• Provided records:
+++
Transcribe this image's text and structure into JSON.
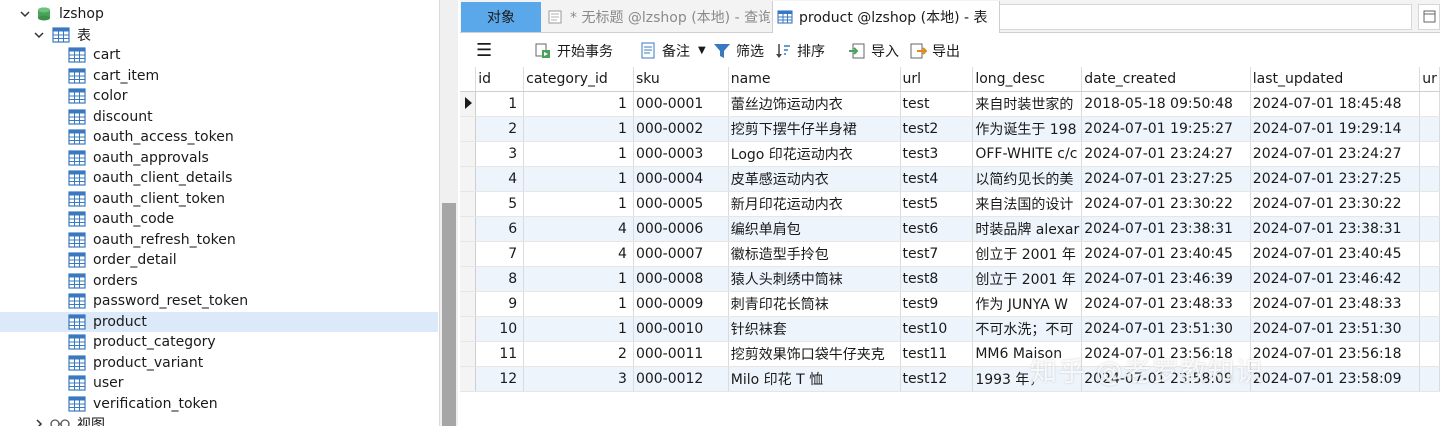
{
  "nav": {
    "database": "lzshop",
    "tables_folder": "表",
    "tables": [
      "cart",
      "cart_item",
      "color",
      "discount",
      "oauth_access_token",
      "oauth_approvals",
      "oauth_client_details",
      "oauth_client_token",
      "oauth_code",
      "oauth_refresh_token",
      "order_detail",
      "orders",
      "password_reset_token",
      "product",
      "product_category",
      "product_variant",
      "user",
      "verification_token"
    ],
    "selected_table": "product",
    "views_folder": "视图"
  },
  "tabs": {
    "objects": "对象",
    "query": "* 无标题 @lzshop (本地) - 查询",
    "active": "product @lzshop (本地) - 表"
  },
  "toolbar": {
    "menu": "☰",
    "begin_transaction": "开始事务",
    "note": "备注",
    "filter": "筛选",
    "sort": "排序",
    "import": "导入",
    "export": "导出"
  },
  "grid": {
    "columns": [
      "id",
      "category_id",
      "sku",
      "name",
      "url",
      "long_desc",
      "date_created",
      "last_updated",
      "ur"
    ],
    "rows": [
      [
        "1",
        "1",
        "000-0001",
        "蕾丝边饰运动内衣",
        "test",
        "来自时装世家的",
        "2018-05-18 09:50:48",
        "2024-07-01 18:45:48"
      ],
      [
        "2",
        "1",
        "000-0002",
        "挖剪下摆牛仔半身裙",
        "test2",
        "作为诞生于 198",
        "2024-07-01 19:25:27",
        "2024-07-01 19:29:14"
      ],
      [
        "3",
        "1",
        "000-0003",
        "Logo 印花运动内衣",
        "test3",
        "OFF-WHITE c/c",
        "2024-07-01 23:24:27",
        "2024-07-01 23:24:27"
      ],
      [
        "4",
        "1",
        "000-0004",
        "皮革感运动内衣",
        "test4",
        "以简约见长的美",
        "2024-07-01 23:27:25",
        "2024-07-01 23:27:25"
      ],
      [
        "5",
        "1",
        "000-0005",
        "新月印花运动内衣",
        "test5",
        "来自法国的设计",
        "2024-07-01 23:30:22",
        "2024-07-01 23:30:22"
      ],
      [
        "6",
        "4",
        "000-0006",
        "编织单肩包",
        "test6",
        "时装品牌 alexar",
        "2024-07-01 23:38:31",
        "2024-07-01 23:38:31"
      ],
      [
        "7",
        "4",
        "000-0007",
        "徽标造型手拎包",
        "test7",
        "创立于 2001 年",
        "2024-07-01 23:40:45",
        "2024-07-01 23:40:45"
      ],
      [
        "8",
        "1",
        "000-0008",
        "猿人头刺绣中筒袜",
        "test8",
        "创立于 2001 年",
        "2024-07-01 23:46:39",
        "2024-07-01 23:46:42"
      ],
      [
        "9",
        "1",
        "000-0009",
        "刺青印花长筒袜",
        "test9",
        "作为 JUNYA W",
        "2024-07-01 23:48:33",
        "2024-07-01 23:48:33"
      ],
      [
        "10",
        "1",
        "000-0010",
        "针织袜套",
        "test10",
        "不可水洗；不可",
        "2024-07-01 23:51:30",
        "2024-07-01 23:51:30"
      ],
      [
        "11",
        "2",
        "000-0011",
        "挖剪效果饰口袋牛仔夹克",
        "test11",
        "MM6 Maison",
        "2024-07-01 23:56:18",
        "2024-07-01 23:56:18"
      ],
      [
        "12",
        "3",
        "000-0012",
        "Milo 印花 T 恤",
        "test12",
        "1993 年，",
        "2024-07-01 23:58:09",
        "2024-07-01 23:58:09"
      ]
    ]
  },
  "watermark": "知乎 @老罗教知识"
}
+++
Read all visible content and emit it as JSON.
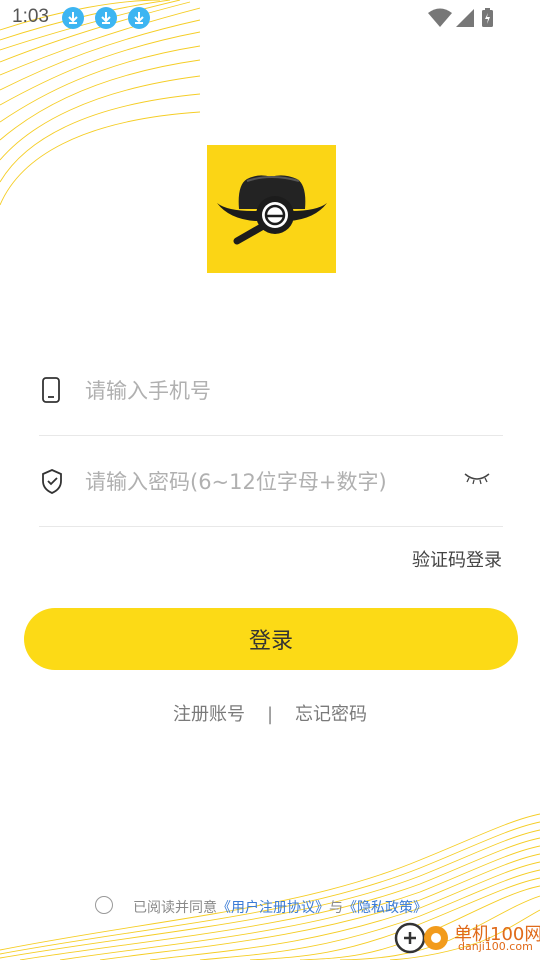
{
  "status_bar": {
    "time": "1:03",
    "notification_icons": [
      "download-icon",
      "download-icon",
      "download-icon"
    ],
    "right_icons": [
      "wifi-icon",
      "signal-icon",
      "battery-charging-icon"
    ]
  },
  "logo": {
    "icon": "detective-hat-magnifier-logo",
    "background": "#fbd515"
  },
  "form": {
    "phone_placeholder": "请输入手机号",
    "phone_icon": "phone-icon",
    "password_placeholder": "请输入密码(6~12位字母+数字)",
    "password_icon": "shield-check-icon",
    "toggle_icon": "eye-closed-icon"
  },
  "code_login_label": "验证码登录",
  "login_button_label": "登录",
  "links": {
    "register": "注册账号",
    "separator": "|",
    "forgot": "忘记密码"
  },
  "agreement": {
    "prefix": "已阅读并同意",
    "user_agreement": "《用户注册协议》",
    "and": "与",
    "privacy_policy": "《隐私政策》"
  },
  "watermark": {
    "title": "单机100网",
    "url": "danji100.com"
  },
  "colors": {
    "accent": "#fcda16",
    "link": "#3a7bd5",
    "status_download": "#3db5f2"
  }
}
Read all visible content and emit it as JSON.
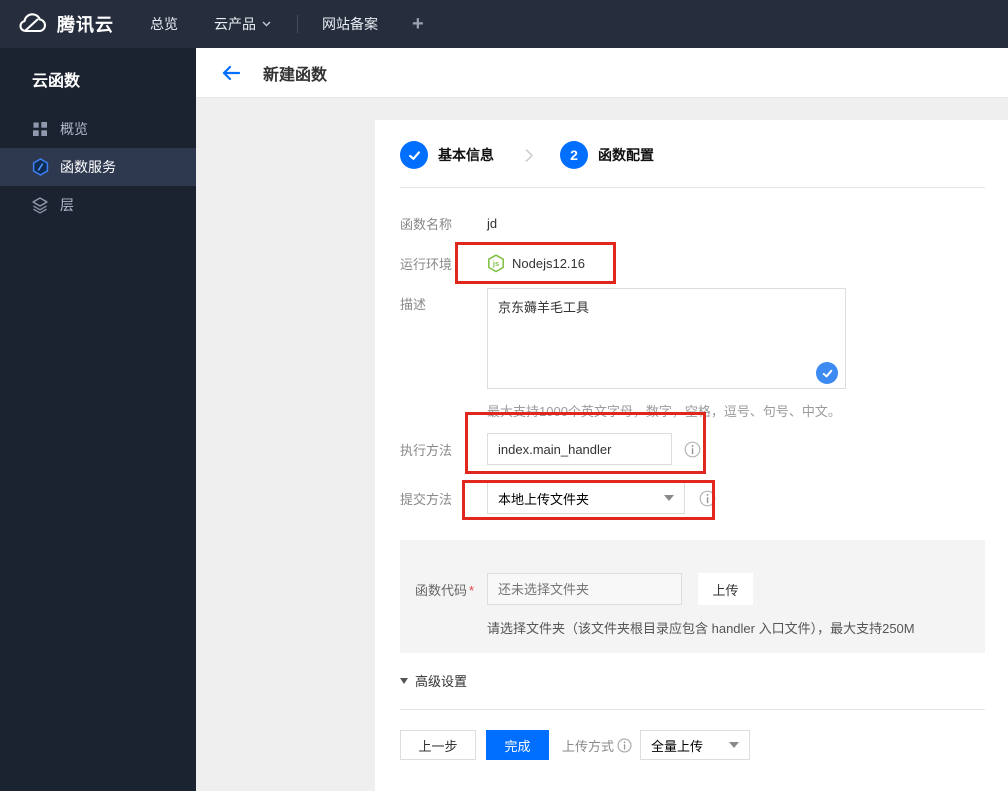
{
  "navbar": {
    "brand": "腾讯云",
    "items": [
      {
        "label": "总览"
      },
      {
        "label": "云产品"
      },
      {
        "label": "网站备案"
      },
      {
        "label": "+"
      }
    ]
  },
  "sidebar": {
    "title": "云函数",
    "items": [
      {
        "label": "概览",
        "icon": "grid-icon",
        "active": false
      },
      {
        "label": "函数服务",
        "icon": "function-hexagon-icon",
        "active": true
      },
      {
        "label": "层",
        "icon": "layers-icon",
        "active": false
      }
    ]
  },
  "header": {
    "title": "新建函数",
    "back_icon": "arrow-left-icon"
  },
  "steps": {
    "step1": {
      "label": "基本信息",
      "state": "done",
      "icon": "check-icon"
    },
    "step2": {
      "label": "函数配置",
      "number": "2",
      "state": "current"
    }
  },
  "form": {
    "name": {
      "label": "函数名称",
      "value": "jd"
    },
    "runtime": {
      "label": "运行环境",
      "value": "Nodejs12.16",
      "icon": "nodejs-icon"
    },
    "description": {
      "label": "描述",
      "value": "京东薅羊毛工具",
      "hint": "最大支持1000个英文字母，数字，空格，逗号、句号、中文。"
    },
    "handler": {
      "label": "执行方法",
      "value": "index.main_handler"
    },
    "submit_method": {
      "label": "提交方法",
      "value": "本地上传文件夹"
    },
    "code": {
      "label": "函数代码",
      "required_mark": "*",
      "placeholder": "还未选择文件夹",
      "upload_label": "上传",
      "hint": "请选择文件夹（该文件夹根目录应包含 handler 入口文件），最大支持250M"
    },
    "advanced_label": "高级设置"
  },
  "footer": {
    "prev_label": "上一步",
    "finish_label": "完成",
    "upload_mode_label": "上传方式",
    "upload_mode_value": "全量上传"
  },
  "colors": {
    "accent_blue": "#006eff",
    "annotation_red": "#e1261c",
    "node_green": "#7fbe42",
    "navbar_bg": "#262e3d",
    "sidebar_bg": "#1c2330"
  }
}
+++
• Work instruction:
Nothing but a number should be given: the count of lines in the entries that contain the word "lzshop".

• Response for this exercise:
3